__EXERCISE__:
Where the word "number" appears in a line of the entries below, count that line and give the total alone.

__INFORMATION SUPPLIED__:
——————

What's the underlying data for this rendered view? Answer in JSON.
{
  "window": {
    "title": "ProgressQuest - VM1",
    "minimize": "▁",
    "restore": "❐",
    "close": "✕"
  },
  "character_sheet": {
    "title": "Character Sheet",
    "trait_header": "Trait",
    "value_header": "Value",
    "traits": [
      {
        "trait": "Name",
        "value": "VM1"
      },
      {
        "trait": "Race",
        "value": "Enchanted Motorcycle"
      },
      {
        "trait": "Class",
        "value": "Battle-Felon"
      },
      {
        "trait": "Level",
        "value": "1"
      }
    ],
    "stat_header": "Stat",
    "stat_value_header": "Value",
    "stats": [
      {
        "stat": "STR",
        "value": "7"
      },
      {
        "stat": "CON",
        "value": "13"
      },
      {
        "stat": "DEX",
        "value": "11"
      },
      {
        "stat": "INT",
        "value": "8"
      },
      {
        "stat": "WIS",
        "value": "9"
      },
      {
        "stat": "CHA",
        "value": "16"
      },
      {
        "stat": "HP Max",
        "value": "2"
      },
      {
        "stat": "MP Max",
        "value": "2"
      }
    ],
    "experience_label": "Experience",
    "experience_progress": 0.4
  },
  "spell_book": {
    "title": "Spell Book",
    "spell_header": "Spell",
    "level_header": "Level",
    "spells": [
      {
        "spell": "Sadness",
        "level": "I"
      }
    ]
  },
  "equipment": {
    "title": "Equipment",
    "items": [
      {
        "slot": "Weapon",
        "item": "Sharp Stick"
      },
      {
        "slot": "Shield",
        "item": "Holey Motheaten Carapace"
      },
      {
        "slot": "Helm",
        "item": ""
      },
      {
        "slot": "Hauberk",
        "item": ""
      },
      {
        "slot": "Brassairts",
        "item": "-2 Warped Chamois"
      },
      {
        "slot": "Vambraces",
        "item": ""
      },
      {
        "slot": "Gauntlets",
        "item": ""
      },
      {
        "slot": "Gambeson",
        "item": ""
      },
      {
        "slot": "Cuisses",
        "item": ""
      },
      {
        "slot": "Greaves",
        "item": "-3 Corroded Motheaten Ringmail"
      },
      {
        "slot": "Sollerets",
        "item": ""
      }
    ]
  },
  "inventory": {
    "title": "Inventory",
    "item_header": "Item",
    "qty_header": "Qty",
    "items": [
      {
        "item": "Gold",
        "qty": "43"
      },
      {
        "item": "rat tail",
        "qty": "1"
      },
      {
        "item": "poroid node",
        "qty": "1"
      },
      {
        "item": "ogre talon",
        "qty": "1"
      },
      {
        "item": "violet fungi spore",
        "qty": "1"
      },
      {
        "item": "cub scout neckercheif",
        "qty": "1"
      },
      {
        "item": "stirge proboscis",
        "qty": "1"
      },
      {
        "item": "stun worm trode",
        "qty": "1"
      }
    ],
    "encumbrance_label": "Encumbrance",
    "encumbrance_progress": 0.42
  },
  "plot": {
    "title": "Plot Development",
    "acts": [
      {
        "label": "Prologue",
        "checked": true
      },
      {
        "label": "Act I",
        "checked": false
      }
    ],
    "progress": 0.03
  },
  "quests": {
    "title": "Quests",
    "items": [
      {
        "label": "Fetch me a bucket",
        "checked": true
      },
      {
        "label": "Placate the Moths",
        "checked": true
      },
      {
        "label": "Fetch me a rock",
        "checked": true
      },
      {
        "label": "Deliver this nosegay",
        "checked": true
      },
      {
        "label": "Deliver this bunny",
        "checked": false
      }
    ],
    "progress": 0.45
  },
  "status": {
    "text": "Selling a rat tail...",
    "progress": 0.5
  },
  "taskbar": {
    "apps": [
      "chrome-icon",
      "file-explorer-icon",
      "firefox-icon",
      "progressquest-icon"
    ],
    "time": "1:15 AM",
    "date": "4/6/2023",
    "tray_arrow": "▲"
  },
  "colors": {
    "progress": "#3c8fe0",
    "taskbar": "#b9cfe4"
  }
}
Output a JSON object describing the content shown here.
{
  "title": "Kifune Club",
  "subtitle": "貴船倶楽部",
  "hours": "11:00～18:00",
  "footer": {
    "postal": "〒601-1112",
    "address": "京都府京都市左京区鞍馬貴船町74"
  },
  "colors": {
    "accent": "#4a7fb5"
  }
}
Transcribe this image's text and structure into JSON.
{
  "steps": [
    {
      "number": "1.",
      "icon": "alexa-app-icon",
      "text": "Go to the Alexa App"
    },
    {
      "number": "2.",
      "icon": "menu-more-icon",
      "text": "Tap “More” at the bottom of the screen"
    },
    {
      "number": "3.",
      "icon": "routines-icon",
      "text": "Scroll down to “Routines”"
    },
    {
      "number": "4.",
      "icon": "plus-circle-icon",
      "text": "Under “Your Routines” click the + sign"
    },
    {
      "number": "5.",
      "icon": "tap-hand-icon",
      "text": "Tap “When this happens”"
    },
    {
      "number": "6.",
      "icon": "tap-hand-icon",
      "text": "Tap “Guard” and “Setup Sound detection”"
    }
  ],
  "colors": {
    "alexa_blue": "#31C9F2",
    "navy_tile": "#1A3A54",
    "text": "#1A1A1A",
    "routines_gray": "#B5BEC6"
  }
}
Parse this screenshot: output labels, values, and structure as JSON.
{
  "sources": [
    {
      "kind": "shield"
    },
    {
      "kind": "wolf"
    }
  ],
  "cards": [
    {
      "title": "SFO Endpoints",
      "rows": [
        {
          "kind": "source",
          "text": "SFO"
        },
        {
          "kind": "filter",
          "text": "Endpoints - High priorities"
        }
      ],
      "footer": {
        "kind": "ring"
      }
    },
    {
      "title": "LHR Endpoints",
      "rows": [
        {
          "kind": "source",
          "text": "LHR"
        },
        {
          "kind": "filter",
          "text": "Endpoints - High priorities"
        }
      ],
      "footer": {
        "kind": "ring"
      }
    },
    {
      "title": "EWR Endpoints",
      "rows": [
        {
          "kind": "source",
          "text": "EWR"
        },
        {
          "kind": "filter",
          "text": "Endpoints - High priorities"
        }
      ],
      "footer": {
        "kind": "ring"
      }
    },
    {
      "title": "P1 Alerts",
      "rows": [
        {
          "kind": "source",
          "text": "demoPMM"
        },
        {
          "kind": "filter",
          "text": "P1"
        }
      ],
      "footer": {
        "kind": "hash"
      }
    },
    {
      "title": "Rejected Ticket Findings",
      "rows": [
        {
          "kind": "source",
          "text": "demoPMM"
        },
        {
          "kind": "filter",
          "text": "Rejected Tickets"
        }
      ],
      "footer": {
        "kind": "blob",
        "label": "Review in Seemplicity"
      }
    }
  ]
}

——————

__WRITTEN RESPONSE__:
6